**About this exercise:**
From the entries that follow, report every line in which "Name" occurs.

[Page and application data records]
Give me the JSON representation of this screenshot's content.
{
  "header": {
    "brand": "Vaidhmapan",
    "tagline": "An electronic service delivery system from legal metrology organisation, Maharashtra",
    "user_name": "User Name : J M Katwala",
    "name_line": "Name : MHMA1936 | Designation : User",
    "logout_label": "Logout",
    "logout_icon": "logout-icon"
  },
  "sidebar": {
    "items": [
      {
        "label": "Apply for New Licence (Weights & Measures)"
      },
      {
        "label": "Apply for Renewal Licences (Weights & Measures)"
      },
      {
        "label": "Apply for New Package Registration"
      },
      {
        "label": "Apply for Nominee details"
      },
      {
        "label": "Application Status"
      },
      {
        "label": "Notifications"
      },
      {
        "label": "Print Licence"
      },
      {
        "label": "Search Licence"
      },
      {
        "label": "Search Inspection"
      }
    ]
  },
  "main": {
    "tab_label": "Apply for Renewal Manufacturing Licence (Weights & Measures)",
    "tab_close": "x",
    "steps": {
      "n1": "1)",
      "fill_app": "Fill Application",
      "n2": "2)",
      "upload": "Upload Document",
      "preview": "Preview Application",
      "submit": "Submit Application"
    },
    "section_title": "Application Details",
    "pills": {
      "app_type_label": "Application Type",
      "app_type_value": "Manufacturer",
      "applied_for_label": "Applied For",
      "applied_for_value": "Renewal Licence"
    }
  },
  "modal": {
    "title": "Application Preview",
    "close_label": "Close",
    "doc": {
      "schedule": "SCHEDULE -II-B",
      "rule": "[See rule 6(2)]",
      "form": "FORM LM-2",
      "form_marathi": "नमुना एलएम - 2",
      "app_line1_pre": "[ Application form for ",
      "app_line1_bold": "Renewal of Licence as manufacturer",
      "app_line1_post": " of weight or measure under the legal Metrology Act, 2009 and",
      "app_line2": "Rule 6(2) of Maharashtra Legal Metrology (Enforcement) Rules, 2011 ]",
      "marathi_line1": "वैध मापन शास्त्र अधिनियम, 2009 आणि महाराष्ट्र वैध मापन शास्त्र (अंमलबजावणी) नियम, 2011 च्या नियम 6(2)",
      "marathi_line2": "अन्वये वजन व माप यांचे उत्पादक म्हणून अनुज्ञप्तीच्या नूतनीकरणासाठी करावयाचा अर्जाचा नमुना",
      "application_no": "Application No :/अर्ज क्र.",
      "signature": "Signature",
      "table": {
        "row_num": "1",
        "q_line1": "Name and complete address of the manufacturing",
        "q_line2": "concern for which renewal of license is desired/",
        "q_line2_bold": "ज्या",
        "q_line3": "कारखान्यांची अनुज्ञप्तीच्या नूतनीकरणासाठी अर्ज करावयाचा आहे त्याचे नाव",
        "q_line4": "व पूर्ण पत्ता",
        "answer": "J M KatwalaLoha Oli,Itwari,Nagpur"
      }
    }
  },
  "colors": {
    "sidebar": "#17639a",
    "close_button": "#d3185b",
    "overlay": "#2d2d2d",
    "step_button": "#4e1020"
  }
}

**Result for this exercise:**
    "user_name": "User Name : J M Katwala",
    "name_line": "Name : MHMA1936 | Designation : User",
        "q_line1": "Name and complete address of the manufacturing",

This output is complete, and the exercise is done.